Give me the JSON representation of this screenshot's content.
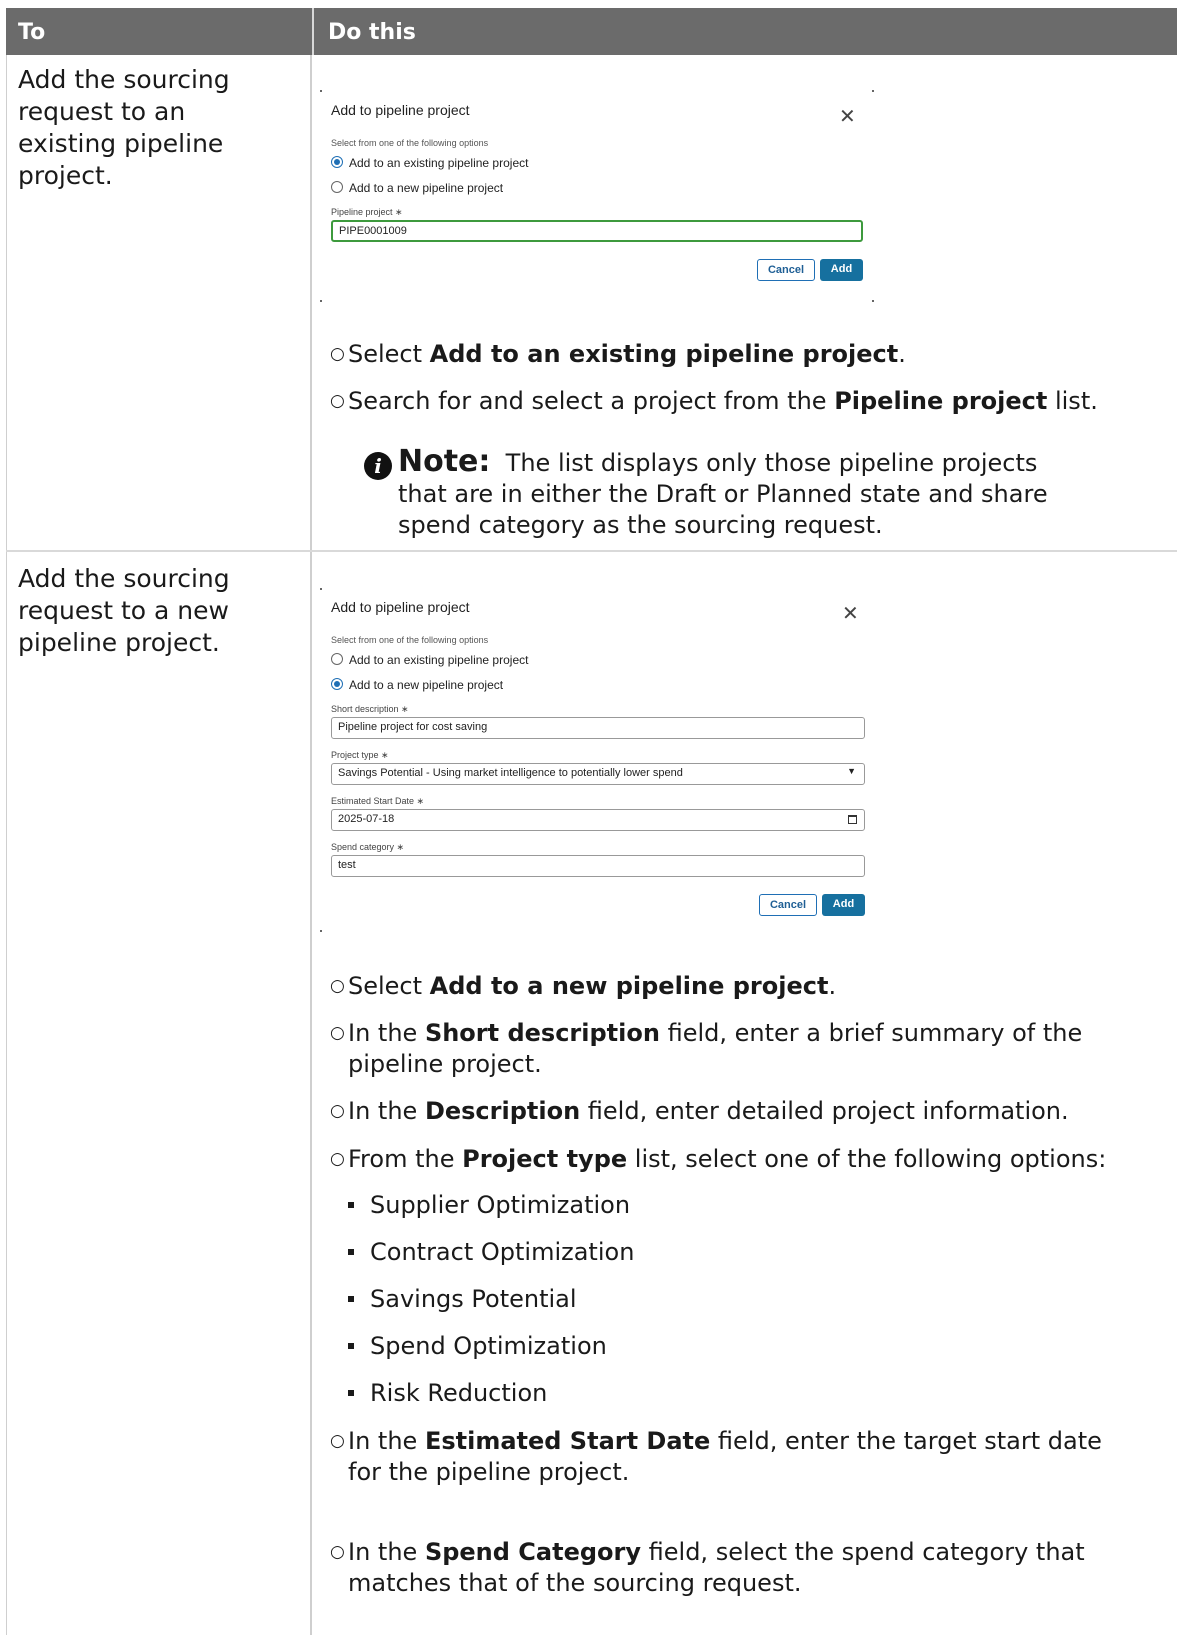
{
  "header": {
    "col1": "To",
    "col2": "Do this"
  },
  "row1": {
    "to": "Add the sourcing request to an existing pipeline project.",
    "dialog": {
      "title": "Add to pipeline project",
      "subtitle": "Select from one of the following options",
      "option1": "Add to an existing pipeline project",
      "option2": "Add to a new pipeline project",
      "field_label": "Pipeline project ∗",
      "field_value": "PIPE0001009",
      "cancel": "Cancel",
      "add": "Add"
    },
    "steps": [
      {
        "pre": "Select ",
        "bold": "Add to an existing pipeline project",
        "post": "."
      },
      {
        "pre": "Search for and select a project from the ",
        "bold": "Pipeline project",
        "post": " list."
      }
    ],
    "note_label": "Note:",
    "note_text": "The list displays only those pipeline projects that are in either the Draft or Planned state and share spend category as the sourcing request."
  },
  "row2": {
    "to": "Add the sourcing request to a new pipeline project.",
    "dialog": {
      "title": "Add to pipeline project",
      "subtitle": "Select from one of the following options",
      "option1": "Add to an existing pipeline project",
      "option2": "Add to a new pipeline project",
      "short_desc_label": "Short description ∗",
      "short_desc_value": "Pipeline project for cost saving",
      "project_type_label": "Project type ∗",
      "project_type_value": "Savings Potential - Using market intelligence to potentially lower spend",
      "start_date_label": "Estimated Start Date ∗",
      "start_date_value": "2025-07-18",
      "spend_label": "Spend category ∗",
      "spend_value": "test",
      "cancel": "Cancel",
      "add": "Add"
    },
    "steps": [
      {
        "pre": "Select ",
        "bold": "Add to a new pipeline project",
        "post": "."
      },
      {
        "pre": "In the ",
        "bold": "Short description",
        "post": " field, enter a brief summary of the pipeline project."
      },
      {
        "pre": "In the ",
        "bold": "Description",
        "post": " field, enter detailed project information."
      },
      {
        "pre": "From the ",
        "bold": "Project type",
        "post": " list, select one of the following options:"
      },
      {
        "pre": "In the ",
        "bold": "Estimated Start Date",
        "post": " field, enter the target start date for the pipeline project."
      },
      {
        "pre": "In the ",
        "bold": "Spend Category",
        "post": " field, select the spend category that matches that of the sourcing request."
      }
    ],
    "options": [
      "Supplier Optimization",
      "Contract Optimization",
      "Savings Potential",
      "Spend Optimization",
      "Risk Reduction"
    ]
  }
}
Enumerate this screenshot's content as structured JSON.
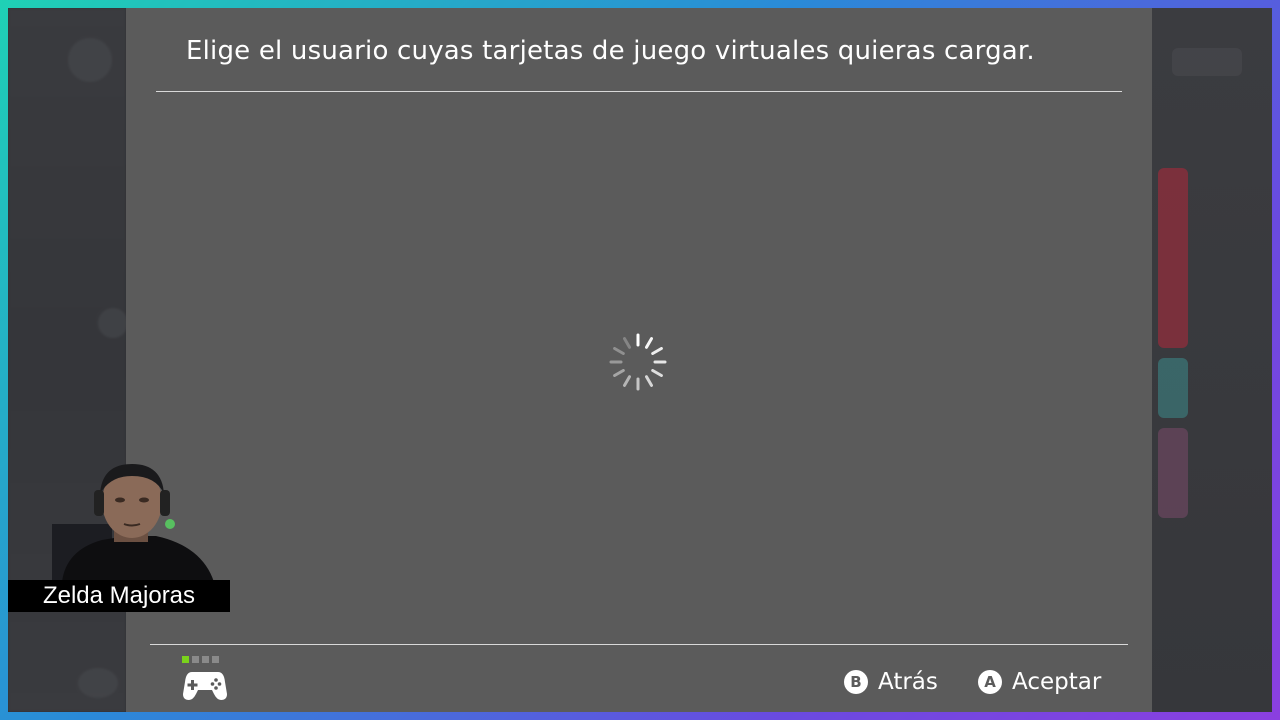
{
  "dialog": {
    "title": "Elige el usuario cuyas tarjetas de juego virtuales quieras cargar.",
    "loading_icon": "spinner-icon"
  },
  "footer": {
    "back": {
      "key": "B",
      "label": "Atrás"
    },
    "accept": {
      "key": "A",
      "label": "Aceptar"
    },
    "controller_icon": "gamepad-icon",
    "player_indicator": {
      "active": 1,
      "total": 4
    }
  },
  "overlay": {
    "streamer_name": "Zelda Majoras"
  },
  "colors": {
    "dialog_bg": "#5b5b5b",
    "indicator_active": "#7ad21c",
    "frame_gradient": [
      "#1fd1b5",
      "#2a8ad8",
      "#8b3fe0"
    ]
  }
}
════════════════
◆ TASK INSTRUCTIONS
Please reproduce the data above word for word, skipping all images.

◆ SOLUTION TO THIS PROBLEM
Give me the JSON representation of this screenshot's content.
{
  "header": {
    "col1": "To",
    "col2": "Do this"
  },
  "row1": {
    "to": "Add the sourcing request to an existing pipeline project.",
    "dialog": {
      "title": "Add to pipeline project",
      "subtitle": "Select from one of the following options",
      "option1": "Add to an existing pipeline project",
      "option2": "Add to a new pipeline project",
      "field_label": "Pipeline project ∗",
      "field_value": "PIPE0001009",
      "cancel": "Cancel",
      "add": "Add"
    },
    "steps": [
      {
        "pre": "Select ",
        "bold": "Add to an existing pipeline project",
        "post": "."
      },
      {
        "pre": "Search for and select a project from the ",
        "bold": "Pipeline project",
        "post": " list."
      }
    ],
    "note_label": "Note:",
    "note_text": "The list displays only those pipeline projects that are in either the Draft or Planned state and share spend category as the sourcing request."
  },
  "row2": {
    "to": "Add the sourcing request to a new pipeline project.",
    "dialog": {
      "title": "Add to pipeline project",
      "subtitle": "Select from one of the following options",
      "option1": "Add to an existing pipeline project",
      "option2": "Add to a new pipeline project",
      "short_desc_label": "Short description ∗",
      "short_desc_value": "Pipeline project for cost saving",
      "project_type_label": "Project type ∗",
      "project_type_value": "Savings Potential - Using market intelligence to potentially lower spend",
      "start_date_label": "Estimated Start Date ∗",
      "start_date_value": "2025-07-18",
      "spend_label": "Spend category ∗",
      "spend_value": "test",
      "cancel": "Cancel",
      "add": "Add"
    },
    "steps": [
      {
        "pre": "Select ",
        "bold": "Add to a new pipeline project",
        "post": "."
      },
      {
        "pre": "In the ",
        "bold": "Short description",
        "post": " field, enter a brief summary of the pipeline project."
      },
      {
        "pre": "In the ",
        "bold": "Description",
        "post": " field, enter detailed project information."
      },
      {
        "pre": "From the ",
        "bold": "Project type",
        "post": " list, select one of the following options:"
      },
      {
        "pre": "In the ",
        "bold": "Estimated Start Date",
        "post": " field, enter the target start date for the pipeline project."
      },
      {
        "pre": "In the ",
        "bold": "Spend Category",
        "post": " field, select the spend category that matches that of the sourcing request."
      }
    ],
    "options": [
      "Supplier Optimization",
      "Contract Optimization",
      "Savings Potential",
      "Spend Optimization",
      "Risk Reduction"
    ]
  }
}
Enumerate this screenshot's content as structured JSON.
{
  "dialog": {
    "title": "Elige el usuario cuyas tarjetas de juego virtuales quieras cargar.",
    "loading_icon": "spinner-icon"
  },
  "footer": {
    "back": {
      "key": "B",
      "label": "Atrás"
    },
    "accept": {
      "key": "A",
      "label": "Aceptar"
    },
    "controller_icon": "gamepad-icon",
    "player_indicator": {
      "active": 1,
      "total": 4
    }
  },
  "overlay": {
    "streamer_name": "Zelda Majoras"
  },
  "colors": {
    "dialog_bg": "#5b5b5b",
    "indicator_active": "#7ad21c",
    "frame_gradient": [
      "#1fd1b5",
      "#2a8ad8",
      "#8b3fe0"
    ]
  }
}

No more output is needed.